libraries (because the stdlibs will be different) and, therefore, different 
installed locations.

Perhaps the current system can already support this by giving the enhanced 
distro a version starting with "e":

  /usr/lib/ocaml/3.10.0
  /usr/lib/ocaml/e3.10.0

and so on. The OCaml compilers etc. should install to "ocamlopt-3.10.0" 
and "ocamlopt-e3.10.0" so the user can provide defaults, e.g. using Debian's 
alternatives.

The core and enhanced OCaml distributions could be separate Debian packages 
with libraries coming entirely from OCaml and nothing else coming from 
Debian.

I think this would solve a lot of headaches. This is orthogonal to VCS vs 
wget, of course.

> I'm not saying everybody must use make, 
> but that all projects should ship a makefile with these 4 rules.

I think that was actually an excellent idea.
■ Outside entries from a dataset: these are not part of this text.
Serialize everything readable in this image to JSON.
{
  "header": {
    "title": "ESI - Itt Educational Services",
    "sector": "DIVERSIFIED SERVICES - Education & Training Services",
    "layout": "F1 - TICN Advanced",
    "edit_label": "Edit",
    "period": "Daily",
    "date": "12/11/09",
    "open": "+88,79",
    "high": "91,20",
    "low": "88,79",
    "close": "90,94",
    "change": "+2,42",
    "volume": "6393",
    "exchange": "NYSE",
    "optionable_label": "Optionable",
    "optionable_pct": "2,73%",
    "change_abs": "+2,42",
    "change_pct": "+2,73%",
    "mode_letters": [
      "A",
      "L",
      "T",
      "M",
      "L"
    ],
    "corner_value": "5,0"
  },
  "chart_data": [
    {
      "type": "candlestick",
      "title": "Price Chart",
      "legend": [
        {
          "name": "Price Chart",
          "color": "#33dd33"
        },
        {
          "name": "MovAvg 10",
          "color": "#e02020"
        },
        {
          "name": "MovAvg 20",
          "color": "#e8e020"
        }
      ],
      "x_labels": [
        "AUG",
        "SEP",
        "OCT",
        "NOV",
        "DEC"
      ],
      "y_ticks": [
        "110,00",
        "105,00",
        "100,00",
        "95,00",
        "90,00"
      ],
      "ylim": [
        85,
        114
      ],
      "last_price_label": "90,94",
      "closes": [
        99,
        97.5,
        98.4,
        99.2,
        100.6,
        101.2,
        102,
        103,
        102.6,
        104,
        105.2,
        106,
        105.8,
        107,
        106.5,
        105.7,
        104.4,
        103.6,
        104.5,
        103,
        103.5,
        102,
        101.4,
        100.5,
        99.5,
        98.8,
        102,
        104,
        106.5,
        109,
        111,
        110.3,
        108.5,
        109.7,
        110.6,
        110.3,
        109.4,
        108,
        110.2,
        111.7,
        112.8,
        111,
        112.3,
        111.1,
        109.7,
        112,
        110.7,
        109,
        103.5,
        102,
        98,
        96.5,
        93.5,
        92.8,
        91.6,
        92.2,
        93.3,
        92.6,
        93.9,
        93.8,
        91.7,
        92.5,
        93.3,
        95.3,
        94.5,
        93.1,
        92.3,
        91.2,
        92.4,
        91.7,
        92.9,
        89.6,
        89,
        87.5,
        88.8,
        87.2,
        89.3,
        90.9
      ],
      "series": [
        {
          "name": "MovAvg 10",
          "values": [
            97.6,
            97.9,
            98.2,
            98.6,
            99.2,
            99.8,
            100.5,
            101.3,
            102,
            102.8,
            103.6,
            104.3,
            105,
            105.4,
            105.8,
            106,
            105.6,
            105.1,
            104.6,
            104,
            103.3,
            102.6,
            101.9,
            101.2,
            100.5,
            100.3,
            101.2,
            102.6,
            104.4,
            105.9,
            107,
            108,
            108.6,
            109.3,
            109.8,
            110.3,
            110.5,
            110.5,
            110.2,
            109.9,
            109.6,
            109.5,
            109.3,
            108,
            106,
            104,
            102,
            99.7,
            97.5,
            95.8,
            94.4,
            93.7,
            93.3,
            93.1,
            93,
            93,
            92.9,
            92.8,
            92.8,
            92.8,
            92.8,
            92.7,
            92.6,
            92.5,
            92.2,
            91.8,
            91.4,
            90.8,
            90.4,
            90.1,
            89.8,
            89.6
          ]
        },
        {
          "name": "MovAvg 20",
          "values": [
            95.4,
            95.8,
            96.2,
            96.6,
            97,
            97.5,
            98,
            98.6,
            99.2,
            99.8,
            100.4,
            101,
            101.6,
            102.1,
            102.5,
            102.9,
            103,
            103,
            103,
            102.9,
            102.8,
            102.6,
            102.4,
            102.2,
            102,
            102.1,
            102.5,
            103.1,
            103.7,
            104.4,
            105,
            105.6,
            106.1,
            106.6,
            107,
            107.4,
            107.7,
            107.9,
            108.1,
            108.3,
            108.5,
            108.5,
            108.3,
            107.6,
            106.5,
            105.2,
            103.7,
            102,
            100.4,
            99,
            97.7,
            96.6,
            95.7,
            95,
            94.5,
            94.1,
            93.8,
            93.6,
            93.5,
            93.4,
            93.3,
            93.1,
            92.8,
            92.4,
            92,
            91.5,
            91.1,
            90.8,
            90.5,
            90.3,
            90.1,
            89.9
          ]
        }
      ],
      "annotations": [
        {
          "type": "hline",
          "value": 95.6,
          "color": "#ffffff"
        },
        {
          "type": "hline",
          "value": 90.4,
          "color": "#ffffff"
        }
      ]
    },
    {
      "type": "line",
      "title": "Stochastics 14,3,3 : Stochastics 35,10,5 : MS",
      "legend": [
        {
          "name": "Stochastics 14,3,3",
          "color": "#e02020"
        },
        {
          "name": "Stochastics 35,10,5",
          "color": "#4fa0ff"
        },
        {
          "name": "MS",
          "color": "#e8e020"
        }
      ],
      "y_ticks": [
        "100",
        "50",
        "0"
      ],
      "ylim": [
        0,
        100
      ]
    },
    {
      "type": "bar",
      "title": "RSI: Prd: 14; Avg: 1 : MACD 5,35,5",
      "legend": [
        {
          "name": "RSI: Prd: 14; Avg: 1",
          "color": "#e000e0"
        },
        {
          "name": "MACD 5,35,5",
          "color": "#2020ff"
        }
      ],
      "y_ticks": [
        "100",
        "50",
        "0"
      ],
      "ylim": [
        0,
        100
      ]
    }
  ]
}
Can it get "ocamlc" 
and "ocamlopt" from environment variables and install to their default 
location with `ocamlc -where`?

> What is 
> then effectively used to build the package is not my problem (except for
> building dependencies with exotic tools). In the future we might think
> of proposing a standard building tool for everybody as ocamlbuild... but
> I think this is premature now.

Agreed.

> Ok, at this point we have the package, and we know how to build it. Next
> step is to have one place to upload all tarballs. Godi has its own
> repository, debian has its own repository on alioth. Here I'm thinking
> something like CPAN, with a light weight registration and upload
> mechanism based on pgp (Register, sign the package, upload the package).
> The infrastructure to build this kind of service is not rocket science.
> We could even imagine some king of validation process. This way all
> developer could just work as they do, using whatever vcs they like,
> adding just one simple step whan they want to release a new package into
> the wild. Dependencies could be addressed at this level or at the next.
> Anyway a complex project with many dependencies must find a way to
> resolve these dependencies somehow: either in their makefile (see
> require(http://bar.org/repository/) as above) or just by assuming that all
> dependencies are already satisfied and leave the burden to Package
> maintainers (as it is at the moment).
>
> >From this point on the sky. Debian, godi, fedora,... can just keep going
>
> as they do with their system but using a single upstream repository with
> standardized build system. People with other needs could use a system as
> describe above with ocamlbuild. In the future we can even think to some
> kind of convergence of different distributions to handle dependencies,
> versioning, etc ...

... licensing. The system should warn when licenses are broken. For example, I 
might like to release Smoke under the GPL for such a distribution and I'd 
like users to know when they're breaking the license agreement so they can 
buy the commercial license for Smoke (now only £199 ;-).

> In this way I tried to chance as small as possible of the current
> infrastructure, still trying to give people the possibility of easily
> recompiling their projects and all dependencies.
>
> Maybe this view it too naive, but it might be a good way to start.

I think these are really excellent ideas. I agree completely.

-- 
Dr Jon D Harrop, Flying Frog Consultancy Ltd.
http://www.ffconsultancy.com/products/?e